Former U.S. President Donald Trump arrived Wednesday night in Ireland for a brief visit to his golf resort in Doonbeg, County Clare, on the western Atlantic coast.
Fewer than a dozen fans greeted him as his motorcade arrived in the village. The smattering of U.S. flags and MAGA hats among people standing by the roadside were greatly outnumbered by Secret Service and Irish police.
Trump did, however, receive a typically warm welcome inside the resort, the largest employer in the village with a staff of 300, including a performance by traditional Irish dancers. He traveled to Ireland with his second son, Eric.
Reporters at the hotel asked Trump what he thought of Joe Biden’s four-day visit last month to Ireland, when tens of thousands cheered the current U.S. president at walkabouts and rallies. “I didn’t see too much of his visit. I don’t know what he did here,” Trump said.
Trump, a vocal backer of Brexit, was also asked for his take on arguments over post-Brexit trade rules in Northern Ireland, which caused a walkout by the Democratic Unionists that has put the cross-community government on ice and left civil servants effectively running the show. His response indicated little awareness of the long-running Belfast dispute.
“Well, we’re going to see. They’re negotiating and we’re going to see. There are a lot of negotiations going on in Ireland and other places right now, but that’s going to be a tough one, it’s not an easy one. We’re going to have to work it out,” he said.

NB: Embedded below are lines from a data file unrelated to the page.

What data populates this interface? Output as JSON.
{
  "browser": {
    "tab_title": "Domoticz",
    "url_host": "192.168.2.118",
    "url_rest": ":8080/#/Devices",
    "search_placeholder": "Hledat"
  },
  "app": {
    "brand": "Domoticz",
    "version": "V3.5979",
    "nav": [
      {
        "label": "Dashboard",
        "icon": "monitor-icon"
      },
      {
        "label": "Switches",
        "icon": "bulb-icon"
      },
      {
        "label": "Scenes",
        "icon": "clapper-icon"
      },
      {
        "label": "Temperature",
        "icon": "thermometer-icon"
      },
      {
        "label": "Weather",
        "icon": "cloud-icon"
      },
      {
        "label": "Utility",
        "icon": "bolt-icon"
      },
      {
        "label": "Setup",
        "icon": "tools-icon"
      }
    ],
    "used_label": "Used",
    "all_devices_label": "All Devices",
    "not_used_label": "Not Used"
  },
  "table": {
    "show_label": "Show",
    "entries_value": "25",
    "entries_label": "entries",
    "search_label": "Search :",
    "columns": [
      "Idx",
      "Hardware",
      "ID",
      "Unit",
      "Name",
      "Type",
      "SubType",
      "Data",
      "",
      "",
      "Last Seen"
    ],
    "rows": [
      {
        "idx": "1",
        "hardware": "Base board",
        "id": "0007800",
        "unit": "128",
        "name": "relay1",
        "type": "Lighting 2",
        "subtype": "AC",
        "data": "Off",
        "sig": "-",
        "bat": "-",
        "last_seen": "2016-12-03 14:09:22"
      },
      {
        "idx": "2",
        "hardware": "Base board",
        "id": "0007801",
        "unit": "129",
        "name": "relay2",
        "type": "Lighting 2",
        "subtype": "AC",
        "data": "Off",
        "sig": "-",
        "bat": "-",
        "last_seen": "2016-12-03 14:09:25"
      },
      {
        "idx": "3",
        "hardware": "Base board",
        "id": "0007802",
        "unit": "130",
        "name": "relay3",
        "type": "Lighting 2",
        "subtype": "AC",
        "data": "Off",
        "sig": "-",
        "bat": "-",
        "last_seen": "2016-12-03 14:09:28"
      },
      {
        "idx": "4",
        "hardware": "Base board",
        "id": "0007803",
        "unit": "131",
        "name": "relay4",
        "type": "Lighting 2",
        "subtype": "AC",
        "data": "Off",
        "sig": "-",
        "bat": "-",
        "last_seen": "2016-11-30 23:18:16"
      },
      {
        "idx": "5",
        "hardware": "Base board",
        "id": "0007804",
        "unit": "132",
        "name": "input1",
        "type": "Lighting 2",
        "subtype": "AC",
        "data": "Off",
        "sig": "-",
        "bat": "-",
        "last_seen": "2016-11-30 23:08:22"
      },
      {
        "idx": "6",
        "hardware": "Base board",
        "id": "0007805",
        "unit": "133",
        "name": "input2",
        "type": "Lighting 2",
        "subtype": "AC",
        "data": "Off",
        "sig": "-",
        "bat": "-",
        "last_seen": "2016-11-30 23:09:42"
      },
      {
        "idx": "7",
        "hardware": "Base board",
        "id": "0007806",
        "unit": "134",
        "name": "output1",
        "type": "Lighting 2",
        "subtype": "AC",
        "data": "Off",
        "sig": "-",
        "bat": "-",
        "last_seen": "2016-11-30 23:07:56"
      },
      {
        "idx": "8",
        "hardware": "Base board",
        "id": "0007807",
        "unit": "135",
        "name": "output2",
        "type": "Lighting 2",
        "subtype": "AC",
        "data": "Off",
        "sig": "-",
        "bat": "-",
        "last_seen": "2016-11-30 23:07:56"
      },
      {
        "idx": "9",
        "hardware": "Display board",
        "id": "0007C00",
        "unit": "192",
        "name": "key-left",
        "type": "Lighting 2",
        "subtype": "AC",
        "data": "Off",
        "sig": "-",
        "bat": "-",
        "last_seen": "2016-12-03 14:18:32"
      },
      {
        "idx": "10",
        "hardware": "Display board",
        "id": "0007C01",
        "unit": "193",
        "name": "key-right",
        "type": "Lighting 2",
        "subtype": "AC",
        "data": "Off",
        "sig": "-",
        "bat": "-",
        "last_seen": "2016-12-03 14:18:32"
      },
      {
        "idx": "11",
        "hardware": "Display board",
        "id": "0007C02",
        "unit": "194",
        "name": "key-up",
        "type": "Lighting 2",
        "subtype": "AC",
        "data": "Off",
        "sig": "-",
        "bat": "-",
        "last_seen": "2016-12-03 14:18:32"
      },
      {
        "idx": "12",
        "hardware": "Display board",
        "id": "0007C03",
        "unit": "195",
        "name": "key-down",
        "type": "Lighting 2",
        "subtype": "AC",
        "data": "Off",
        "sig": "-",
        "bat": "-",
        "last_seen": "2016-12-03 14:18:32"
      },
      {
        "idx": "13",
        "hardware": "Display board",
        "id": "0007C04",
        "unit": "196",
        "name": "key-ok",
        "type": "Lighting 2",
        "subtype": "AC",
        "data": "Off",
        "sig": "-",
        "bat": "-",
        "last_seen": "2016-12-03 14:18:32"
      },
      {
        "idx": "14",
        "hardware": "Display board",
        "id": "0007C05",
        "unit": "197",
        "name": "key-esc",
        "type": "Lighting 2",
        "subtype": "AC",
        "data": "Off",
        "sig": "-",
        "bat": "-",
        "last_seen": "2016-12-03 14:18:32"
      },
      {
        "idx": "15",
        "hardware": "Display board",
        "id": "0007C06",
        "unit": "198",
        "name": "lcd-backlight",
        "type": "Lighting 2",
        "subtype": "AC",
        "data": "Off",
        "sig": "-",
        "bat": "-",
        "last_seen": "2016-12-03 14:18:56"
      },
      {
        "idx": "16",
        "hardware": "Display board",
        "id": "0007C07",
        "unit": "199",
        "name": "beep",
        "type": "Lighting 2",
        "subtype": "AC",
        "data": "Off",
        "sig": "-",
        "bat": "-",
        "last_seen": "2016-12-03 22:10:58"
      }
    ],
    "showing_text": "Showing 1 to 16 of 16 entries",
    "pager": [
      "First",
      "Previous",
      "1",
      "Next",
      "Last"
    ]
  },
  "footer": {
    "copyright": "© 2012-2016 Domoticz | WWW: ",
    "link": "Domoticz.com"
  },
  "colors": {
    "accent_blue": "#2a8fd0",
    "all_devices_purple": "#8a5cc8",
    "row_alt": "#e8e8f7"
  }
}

Trump has no scheduled public engagements in Ireland but plans to play a round of golf Thursday at the resort, which he bought in 2014 for about €15 million. He spent much of his time at the resort when he visited Ireland as president in 2019.